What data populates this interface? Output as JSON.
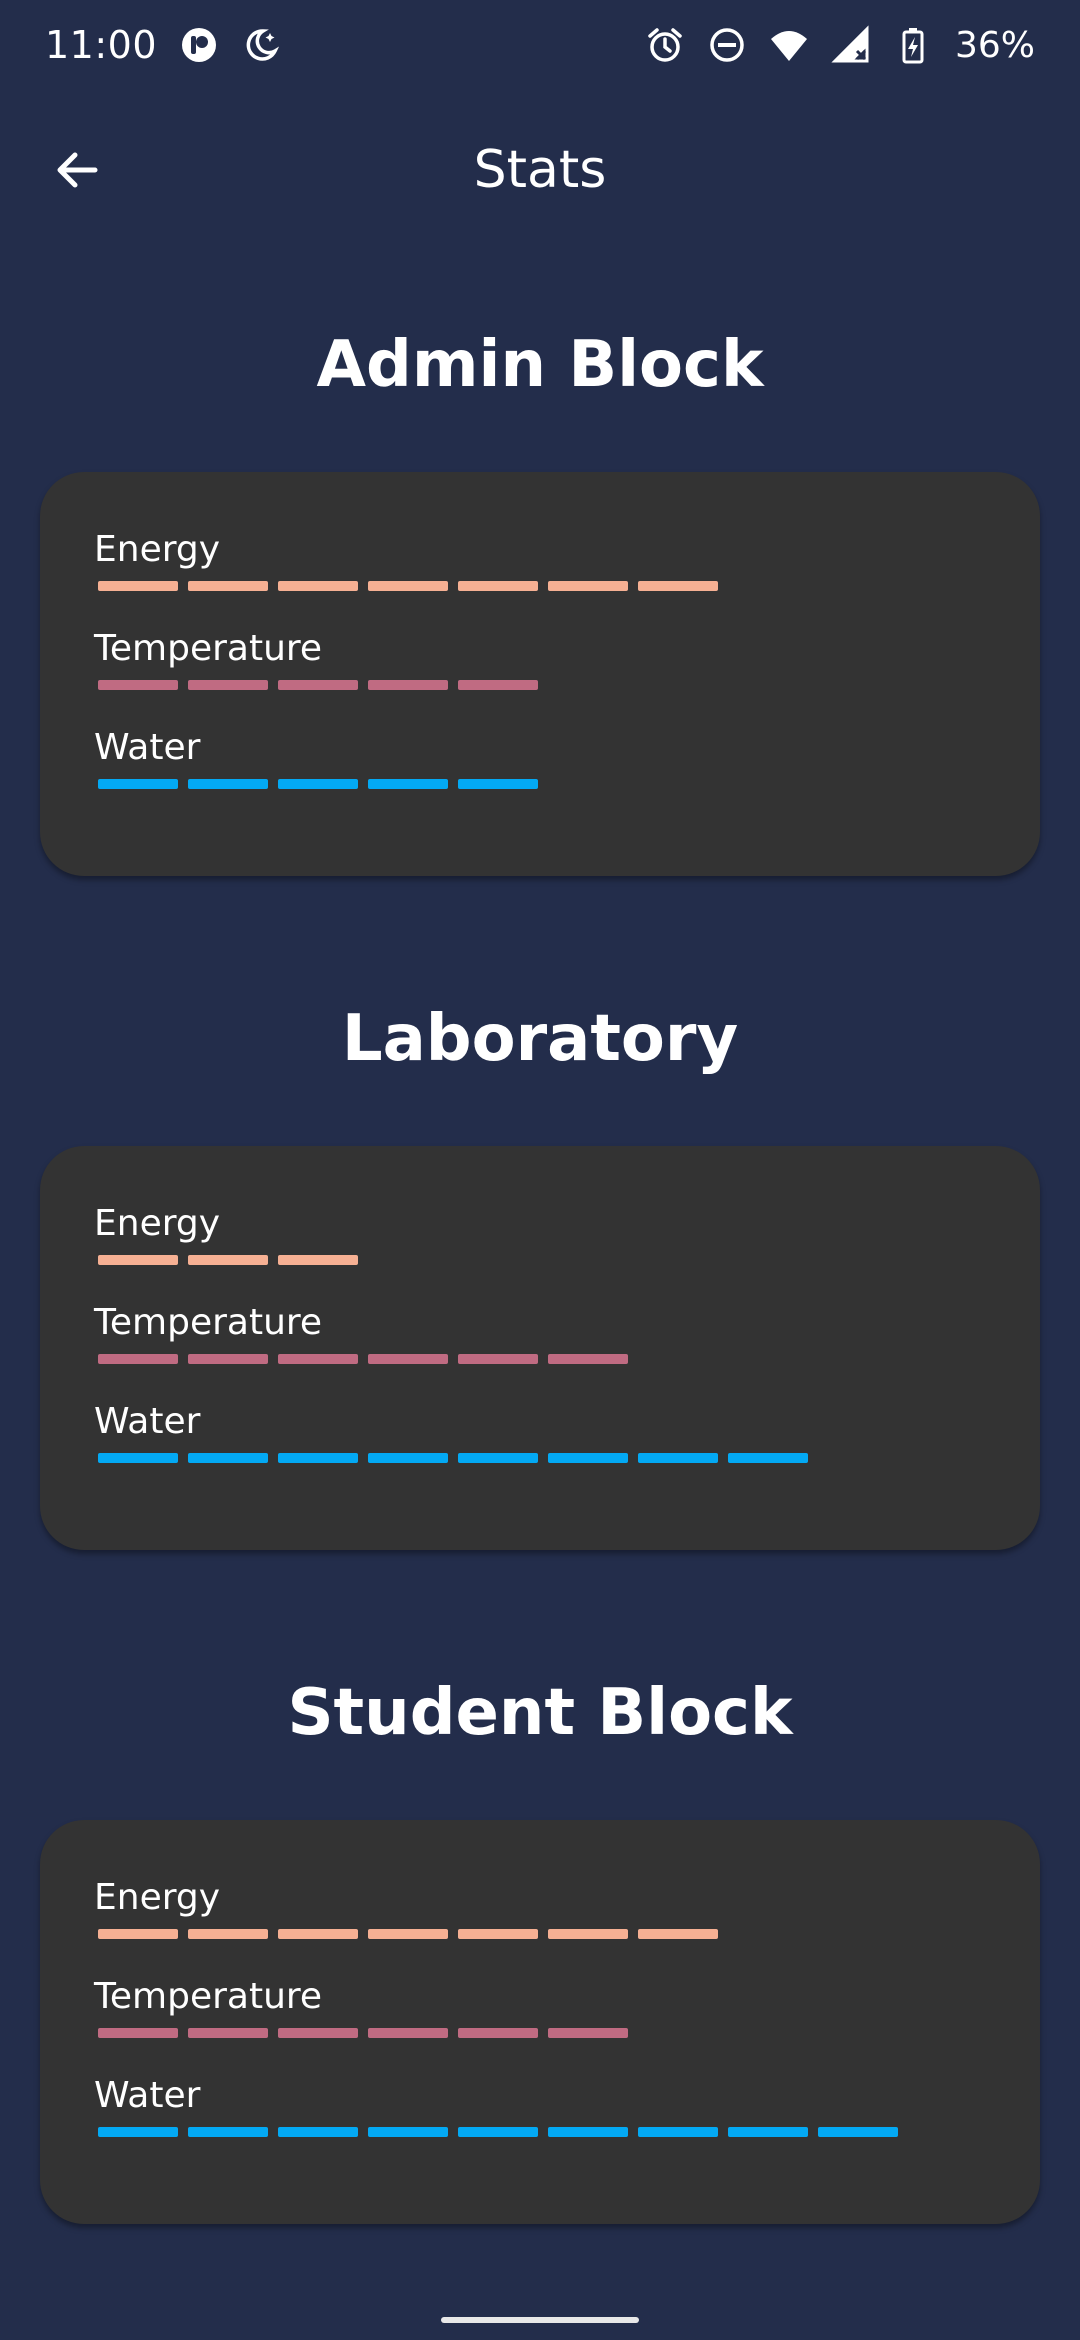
{
  "status_bar": {
    "time": "11:00",
    "battery_text": "36%",
    "left_icons": [
      "pocket-casts-icon",
      "night-mode-icon"
    ],
    "right_icons": [
      "alarm-icon",
      "do-not-disturb-icon",
      "wifi-icon",
      "signal-icon",
      "battery-charging-icon"
    ]
  },
  "appbar": {
    "title": "Stats",
    "back_icon": "arrow-back-icon"
  },
  "colors": {
    "background": "#232d4b",
    "card": "#333333",
    "energy": "#f6b093",
    "temperature": "#c06b82",
    "water": "#03a9f4"
  },
  "sections": [
    {
      "title": "Admin Block",
      "metrics": [
        {
          "label": "Energy",
          "level": 7,
          "color": "#f6b093"
        },
        {
          "label": "Temperature",
          "level": 5,
          "color": "#c06b82"
        },
        {
          "label": "Water",
          "level": 5,
          "color": "#03a9f4"
        }
      ]
    },
    {
      "title": "Laboratory",
      "metrics": [
        {
          "label": "Energy",
          "level": 3,
          "color": "#f6b093"
        },
        {
          "label": "Temperature",
          "level": 6,
          "color": "#c06b82"
        },
        {
          "label": "Water",
          "level": 8,
          "color": "#03a9f4"
        }
      ]
    },
    {
      "title": "Student Block",
      "metrics": [
        {
          "label": "Energy",
          "level": 7,
          "color": "#f6b093"
        },
        {
          "label": "Temperature",
          "level": 6,
          "color": "#c06b82"
        },
        {
          "label": "Water",
          "level": 9,
          "color": "#03a9f4"
        }
      ]
    }
  ]
}
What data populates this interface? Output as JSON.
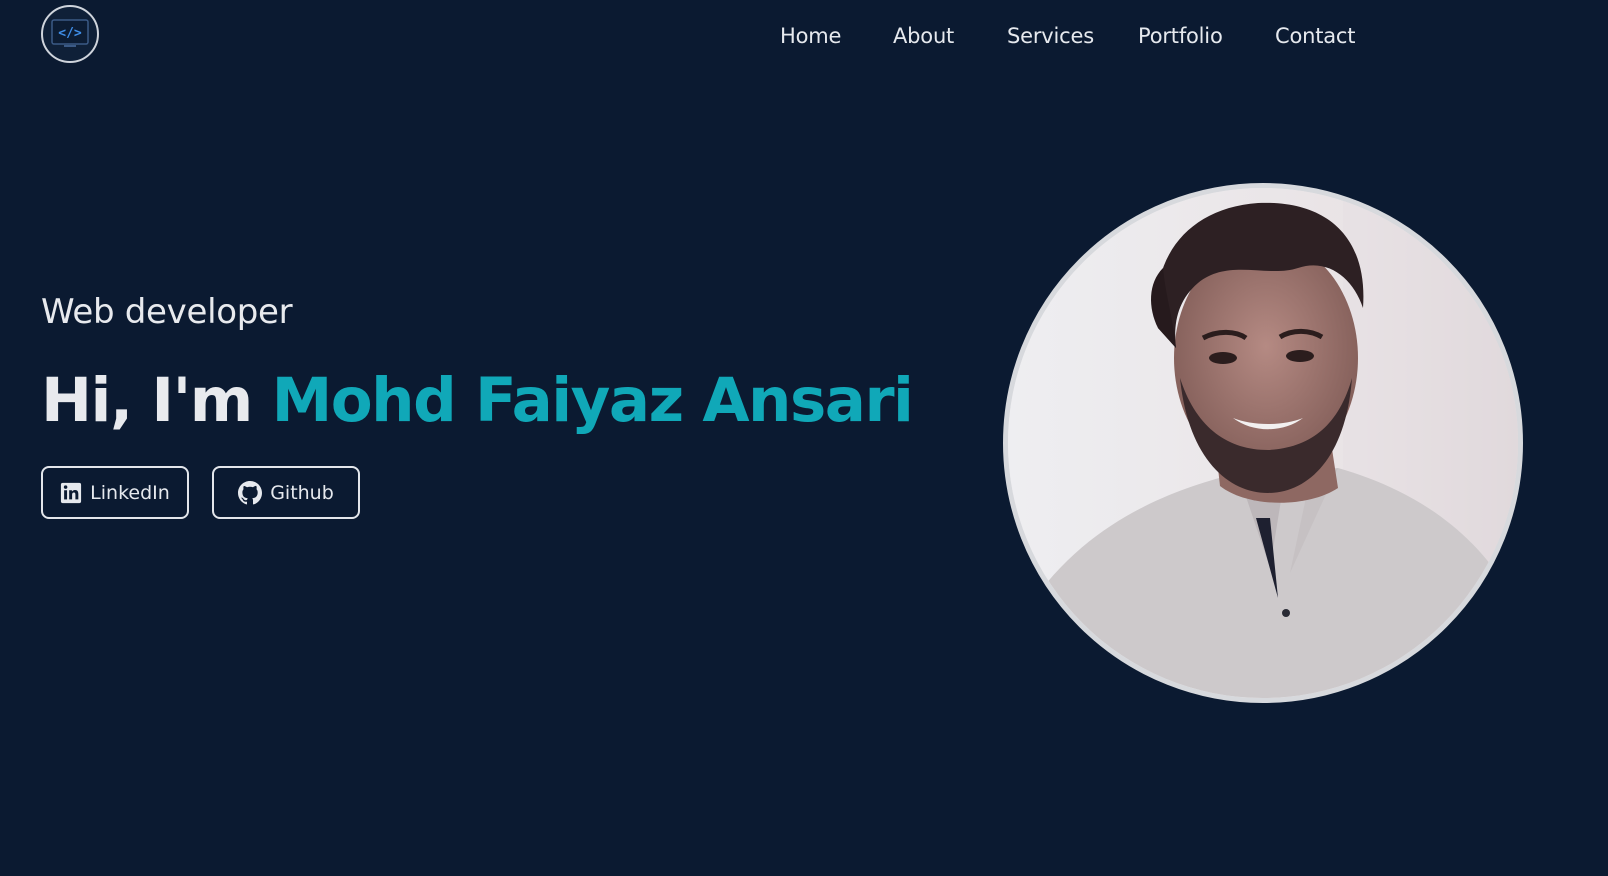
{
  "brand": {
    "logo_icon": "code-brackets-icon",
    "logo_text": "</>"
  },
  "nav": {
    "items": [
      {
        "label": "Home"
      },
      {
        "label": "About"
      },
      {
        "label": "Services"
      },
      {
        "label": "Portfolio"
      },
      {
        "label": "Contact"
      }
    ]
  },
  "hero": {
    "role": "Web developer",
    "greeting": "Hi, I'm",
    "name": "Mohd Faiyaz Ansari",
    "buttons": {
      "linkedin": {
        "label": "LinkedIn",
        "icon": "linkedin-icon"
      },
      "github": {
        "label": "Github",
        "icon": "github-icon"
      }
    },
    "photo_alt": "profile-photo"
  },
  "colors": {
    "background": "#0b1a31",
    "accent": "#10a8b8",
    "text": "#e8eaee"
  }
}
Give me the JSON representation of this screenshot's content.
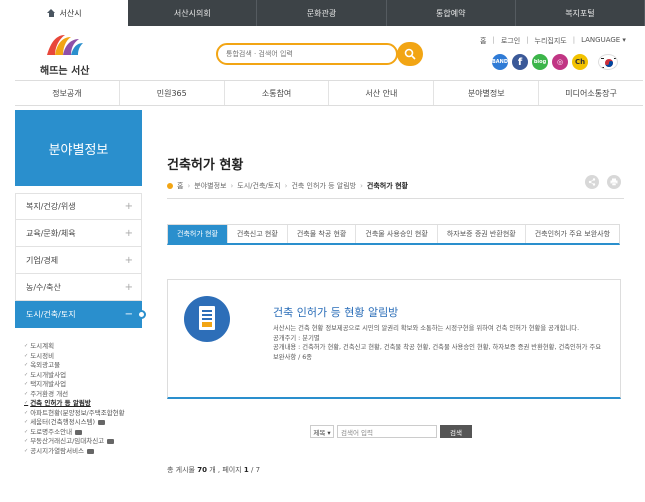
{
  "topbar": {
    "tabs": [
      "서산시",
      "서산시의회",
      "문화관광",
      "통합예약",
      "복지포털"
    ]
  },
  "header": {
    "logo_text": "해뜨는 서산",
    "search_placeholder": "통합검색 · 검색어 입력",
    "util_links": [
      "홈",
      "로그인",
      "누리집지도",
      "LANGUAGE ▾"
    ],
    "social": [
      {
        "name": "band",
        "label": "BAND",
        "color": "#2f7bd6"
      },
      {
        "name": "facebook",
        "label": "f",
        "color": "#3b5998"
      },
      {
        "name": "blog",
        "label": "blog",
        "color": "#3cb54a"
      },
      {
        "name": "instagram",
        "label": "◎",
        "color": "#c13584"
      },
      {
        "name": "kakao",
        "label": "Ch",
        "color": "#f2c200"
      }
    ]
  },
  "gnb": [
    "정보공개",
    "민원365",
    "소통참여",
    "서산 안내",
    "분야별정보",
    "미디어소통장구"
  ],
  "lnb": {
    "title": "분야별정보",
    "items": [
      "복지/건강/위생",
      "교육/문화/체육",
      "기업/경제",
      "농/수/축산",
      "도시/건축/토지"
    ],
    "active_minus": "−",
    "plus": "+",
    "sub_items": [
      {
        "label": "도시계획",
        "lock": false
      },
      {
        "label": "도시정비",
        "lock": false
      },
      {
        "label": "옥외광고물",
        "lock": false
      },
      {
        "label": "도시개발사업",
        "lock": false
      },
      {
        "label": "택지개발사업",
        "lock": false
      },
      {
        "label": "주거환경 개선",
        "lock": false
      },
      {
        "label": "건축 인허가 등 알림방",
        "lock": false
      },
      {
        "label": "아파트현황(분양정보/주택조합현황",
        "lock": false
      },
      {
        "label": "세움터(건축행정시스템)",
        "lock": true
      },
      {
        "label": "도로명주소안내",
        "lock": true
      },
      {
        "label": "부동산거래신고/임대차신고",
        "lock": true
      },
      {
        "label": "공시지가열람서비스",
        "lock": true
      }
    ]
  },
  "content": {
    "title": "건축허가 현황",
    "breadcrumb": [
      "홈",
      "분야별정보",
      "도시/건축/토지",
      "건축 인허가 등 알림방",
      "건축허가 현황"
    ],
    "tabs": [
      "건축허가 현황",
      "건축신고 현황",
      "건축물 착공 현황",
      "건축물 사용승인 현황",
      "하자보증 증권 반환현황",
      "건축인허가 주요 보완사항"
    ],
    "board": {
      "heading": "건축 인허가 등 현황 알림방",
      "desc": "서산시는 건축 현황 정보제공으로 시민의 알권리 확보와 소통하는 시정구현을 위하여 건축 인허가 현황을 공개합니다.",
      "cycle": "공개주기 : 분기별",
      "contents": "공개내용 : 건축허가 현황, 건축신고 현황, 건축물 착공 현황, 건축물 사용승인 현황, 하자보증 증권 반환현황, 건축인허가 주요 보완사항 / 6종"
    },
    "search": {
      "select": "제목 ▾",
      "placeholder": "검색어 입력",
      "button": "검색"
    },
    "count": {
      "prefix": "총 게시물",
      "total": "70",
      "unit": "개 ,",
      "page_prefix": "페이지",
      "page": "1",
      "page_total": "/ 7"
    }
  }
}
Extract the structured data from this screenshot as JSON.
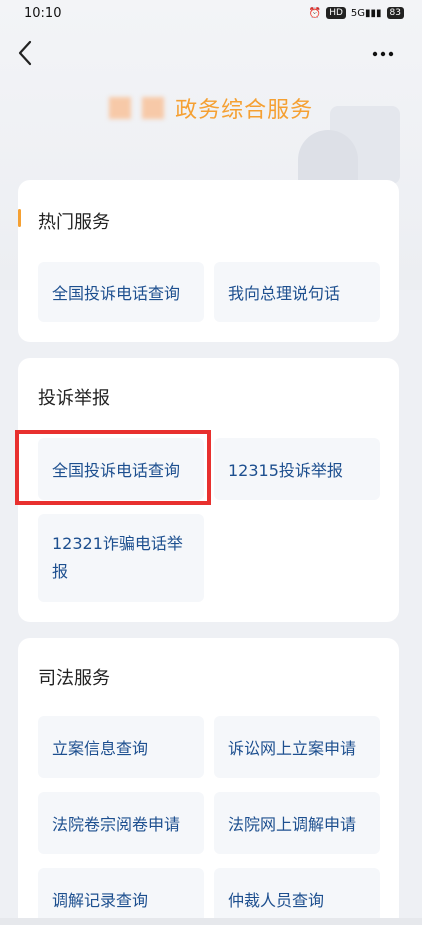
{
  "status": {
    "time": "10:10",
    "icons": [
      "alarm-icon",
      "hd-icon",
      "signal-icon",
      "battery-icon"
    ],
    "battery": "83",
    "network": "5G"
  },
  "nav": {
    "back_icon": "chevron-left-icon",
    "more_icon": "more-icon"
  },
  "page": {
    "title": "政务综合服务",
    "accent_color": "#f5a032"
  },
  "sections": {
    "hot": {
      "title": "热门服务",
      "items": [
        "全国投诉电话查询",
        "我向总理说句话"
      ]
    },
    "complaint": {
      "title": "投诉举报",
      "items": [
        "全国投诉电话查询",
        "12315投诉举报",
        "12321诈骗电话举报"
      ]
    },
    "judicial": {
      "title": "司法服务",
      "items": [
        "立案信息查询",
        "诉讼网上立案申请",
        "法院卷宗阅卷申请",
        "法院网上调解申请",
        "调解记录查询",
        "仲裁人员查询"
      ]
    }
  },
  "colors": {
    "highlight": "#e8302e",
    "link": "#1d4f8f"
  }
}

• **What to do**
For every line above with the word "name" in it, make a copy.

• **Solution to the problem**
    "name": "Mohd Faiyaz Ansari",
        "name": "band",
        "name": "facebook",
        "name": "blog",
        "name": "instagram",
        "name": "kakao",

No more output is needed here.